ABOUT THIS TASK: How many lines in the records below contain the word "Opsive"? Reply with that number only.

GIVEN DATA:
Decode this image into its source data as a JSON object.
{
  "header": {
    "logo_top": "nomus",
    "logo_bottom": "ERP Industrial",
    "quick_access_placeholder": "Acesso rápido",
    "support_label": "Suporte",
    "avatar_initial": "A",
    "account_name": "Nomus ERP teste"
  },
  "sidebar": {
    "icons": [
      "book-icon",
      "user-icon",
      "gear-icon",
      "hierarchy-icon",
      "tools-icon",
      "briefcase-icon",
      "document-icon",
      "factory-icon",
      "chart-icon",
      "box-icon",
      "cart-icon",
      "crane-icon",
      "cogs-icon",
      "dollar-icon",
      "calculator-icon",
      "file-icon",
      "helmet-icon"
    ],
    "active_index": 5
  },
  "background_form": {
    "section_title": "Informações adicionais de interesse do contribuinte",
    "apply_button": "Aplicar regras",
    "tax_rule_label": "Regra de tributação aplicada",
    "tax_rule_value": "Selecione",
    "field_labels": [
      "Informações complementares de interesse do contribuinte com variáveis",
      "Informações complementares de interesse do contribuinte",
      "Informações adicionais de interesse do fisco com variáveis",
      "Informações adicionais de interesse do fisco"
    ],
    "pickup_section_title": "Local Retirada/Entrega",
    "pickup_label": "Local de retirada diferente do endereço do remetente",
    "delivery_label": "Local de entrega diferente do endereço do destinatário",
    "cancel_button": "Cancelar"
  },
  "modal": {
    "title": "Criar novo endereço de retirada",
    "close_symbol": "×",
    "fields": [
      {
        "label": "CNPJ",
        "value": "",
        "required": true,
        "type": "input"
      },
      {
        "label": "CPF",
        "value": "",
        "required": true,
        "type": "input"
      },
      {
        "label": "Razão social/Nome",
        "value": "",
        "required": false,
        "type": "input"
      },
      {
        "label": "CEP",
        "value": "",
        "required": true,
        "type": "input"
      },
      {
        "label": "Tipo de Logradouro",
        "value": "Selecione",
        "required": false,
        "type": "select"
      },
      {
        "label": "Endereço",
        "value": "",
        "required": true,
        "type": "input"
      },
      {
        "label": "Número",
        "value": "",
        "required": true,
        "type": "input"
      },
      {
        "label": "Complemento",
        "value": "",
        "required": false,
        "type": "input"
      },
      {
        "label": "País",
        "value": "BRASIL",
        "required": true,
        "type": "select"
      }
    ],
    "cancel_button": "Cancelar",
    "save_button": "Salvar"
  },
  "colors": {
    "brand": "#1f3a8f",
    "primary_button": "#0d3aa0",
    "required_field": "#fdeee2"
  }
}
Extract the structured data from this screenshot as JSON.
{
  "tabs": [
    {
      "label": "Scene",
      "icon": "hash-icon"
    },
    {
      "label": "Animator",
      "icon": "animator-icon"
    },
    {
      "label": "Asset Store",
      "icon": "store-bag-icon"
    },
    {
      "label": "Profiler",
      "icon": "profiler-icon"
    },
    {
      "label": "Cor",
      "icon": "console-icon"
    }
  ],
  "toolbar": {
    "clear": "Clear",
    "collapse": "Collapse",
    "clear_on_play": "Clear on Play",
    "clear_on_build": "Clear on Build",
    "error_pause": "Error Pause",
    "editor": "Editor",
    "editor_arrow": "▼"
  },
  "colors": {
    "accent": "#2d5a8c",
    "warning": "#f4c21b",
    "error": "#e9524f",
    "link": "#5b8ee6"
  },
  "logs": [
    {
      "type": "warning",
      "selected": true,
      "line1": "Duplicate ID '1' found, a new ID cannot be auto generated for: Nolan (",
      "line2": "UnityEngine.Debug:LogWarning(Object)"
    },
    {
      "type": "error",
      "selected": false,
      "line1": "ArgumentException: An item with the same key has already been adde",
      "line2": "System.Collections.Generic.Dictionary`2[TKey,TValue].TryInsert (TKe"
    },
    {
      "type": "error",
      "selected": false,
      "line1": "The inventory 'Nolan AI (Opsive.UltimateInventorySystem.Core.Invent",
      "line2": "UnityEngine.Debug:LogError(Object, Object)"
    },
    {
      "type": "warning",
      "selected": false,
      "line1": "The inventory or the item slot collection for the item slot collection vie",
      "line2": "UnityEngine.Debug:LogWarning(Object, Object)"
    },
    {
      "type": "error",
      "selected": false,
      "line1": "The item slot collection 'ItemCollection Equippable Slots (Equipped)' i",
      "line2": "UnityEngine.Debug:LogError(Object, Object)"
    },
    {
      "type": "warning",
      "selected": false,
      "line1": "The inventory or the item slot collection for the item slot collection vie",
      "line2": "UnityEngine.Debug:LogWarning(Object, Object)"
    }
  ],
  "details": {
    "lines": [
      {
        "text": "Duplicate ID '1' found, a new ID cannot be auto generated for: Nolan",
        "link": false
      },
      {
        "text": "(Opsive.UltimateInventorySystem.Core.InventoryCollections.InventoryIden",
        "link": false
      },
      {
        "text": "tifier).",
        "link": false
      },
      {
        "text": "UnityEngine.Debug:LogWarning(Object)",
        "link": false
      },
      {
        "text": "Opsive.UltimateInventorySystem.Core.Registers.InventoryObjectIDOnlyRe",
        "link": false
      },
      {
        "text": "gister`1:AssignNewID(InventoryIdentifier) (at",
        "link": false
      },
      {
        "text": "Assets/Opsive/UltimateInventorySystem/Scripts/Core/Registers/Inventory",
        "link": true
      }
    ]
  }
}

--

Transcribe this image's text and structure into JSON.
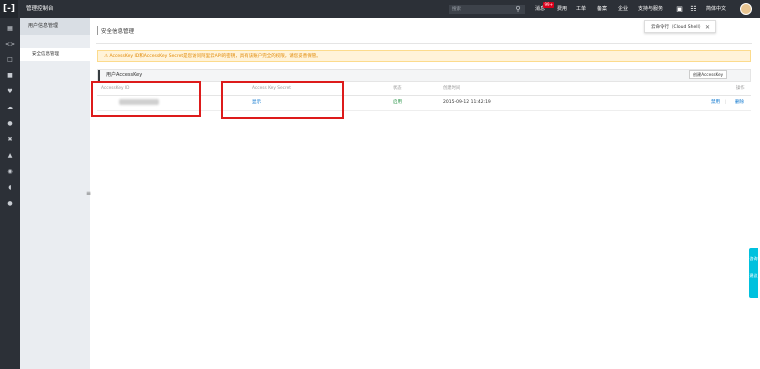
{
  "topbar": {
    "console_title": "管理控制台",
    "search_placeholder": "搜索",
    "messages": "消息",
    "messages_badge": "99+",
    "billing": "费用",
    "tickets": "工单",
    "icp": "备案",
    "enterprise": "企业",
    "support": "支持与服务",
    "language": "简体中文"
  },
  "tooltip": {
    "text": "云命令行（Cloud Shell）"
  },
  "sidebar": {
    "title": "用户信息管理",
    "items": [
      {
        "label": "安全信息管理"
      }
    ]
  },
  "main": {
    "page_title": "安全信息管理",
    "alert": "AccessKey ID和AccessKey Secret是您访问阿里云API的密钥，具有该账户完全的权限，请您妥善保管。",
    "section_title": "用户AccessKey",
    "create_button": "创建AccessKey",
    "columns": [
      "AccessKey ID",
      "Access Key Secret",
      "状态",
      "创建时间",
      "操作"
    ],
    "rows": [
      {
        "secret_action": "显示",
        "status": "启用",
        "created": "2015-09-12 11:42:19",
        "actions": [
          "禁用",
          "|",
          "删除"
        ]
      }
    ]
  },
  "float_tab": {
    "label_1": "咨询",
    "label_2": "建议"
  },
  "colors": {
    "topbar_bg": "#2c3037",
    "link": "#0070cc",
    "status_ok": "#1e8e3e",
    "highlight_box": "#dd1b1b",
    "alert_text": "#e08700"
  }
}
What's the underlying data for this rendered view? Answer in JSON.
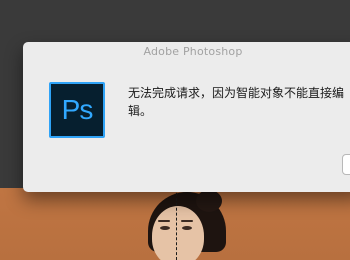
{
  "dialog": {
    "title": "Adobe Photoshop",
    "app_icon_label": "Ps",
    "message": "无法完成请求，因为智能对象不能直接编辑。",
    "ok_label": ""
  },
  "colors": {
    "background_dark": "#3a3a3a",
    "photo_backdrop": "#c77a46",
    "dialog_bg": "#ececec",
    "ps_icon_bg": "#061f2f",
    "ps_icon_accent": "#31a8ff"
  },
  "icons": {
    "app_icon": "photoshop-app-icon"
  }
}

EXPECTED ANSWER: 4